Astrid Klug: Vietnam is an important partner in environmental protection

The Federal Environment Ministry will provide the government of Vietnam with increased assistance for environmental and climate protection. Following political talks in Vietnam, Astrid Klug, Parliamentary State Secretary at the Federal Environment Ministry, stated: "Ongoing climate change is a very serious threat for Vietnam. Measures to protect Vietnam's long coastline and the sources of livelihood of people in the large river deltas are urgently needed. This is why we support the coastal protection project which promotes self-help locally". Altogether the Federal Environment Ministry is providing more than 2.8 million euro for this purpose and for projects geared to expanding wind energy and the use of small biogas installations.

As well as talks with the Vietnamese government, Astrid Klug's programme comprised a visit to a climate project in the southern Bac Lieu province. With its long coastline and the two large estuaries - the Mekong delta in the South and the Red River delta in the North - Vietnam is one of the countries most affected by climate change. An increasing number of hurricanes and the rise in sea level constitute a threat to the "rice bowl of Southeast Asia" and the living space of millions. The coastal protection project is being financed through the Federal Environment Ministry's international climate initiative with 1.6 million euro. Together with the local administration the GTZ (Gesellschaft für Technische Zusammenarbeit) will contribute to coastal stabilisation and to the protection of biological diversity by planting mangrove forests.

Under the Federal Environment Ministry's climate initiative, assistance is also being provided for the government in Hanoi for improving the framework conditions for expanding wind energy. 1 million euro is earmarked for this purpose. Vietnam plans to adopt a promotion tool based on the German Renewable Energy Sources Act (EEG). German experts are also assisting the Vietnamese Finance Ministry in launching ecological taxation.

Finally, the Federal Environment Ministry is providing 230,000 euro for a programme which makes manure from pig fattening farms usable for biogas generation. Pork is a staple food in Vietnam. In particular small farms do not have an opportunity for adequate manure disposal and simply discharge manure into open lagoons or rivers. This is not only a major threat to human health; it also leads to the release of large volumes of methane.

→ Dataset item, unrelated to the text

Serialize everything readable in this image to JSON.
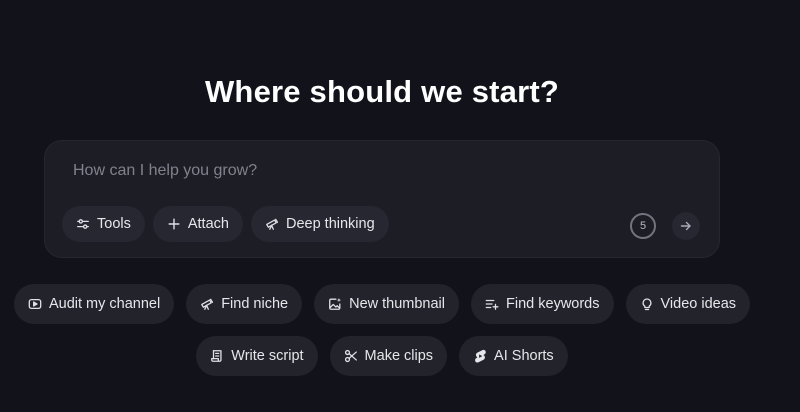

In bilateral talks in Hanoi, Astrid Klug and Vietnamese government representatives discussed topical issues of environmental policy and perspectives of future cooperation. Astrid Klug stated: "Dynamic industrialisation and rehabilitation geared to overcoming the consequences of war constitute great challenges for Vietnam. This applies in particular to environmental protection."

Astrid Klug also opened a German-Vietnamese workshop on brownfields redevelopment. For years Germany and Vietnam have closely cooperated in areas such as the reclamation of contaminated sites, soil conservation, water supply and waste water management as well as waste management. With more than 86 million inhabitants Vietnam is an important partner in Southeast Asia and an interesting market for environmental technology.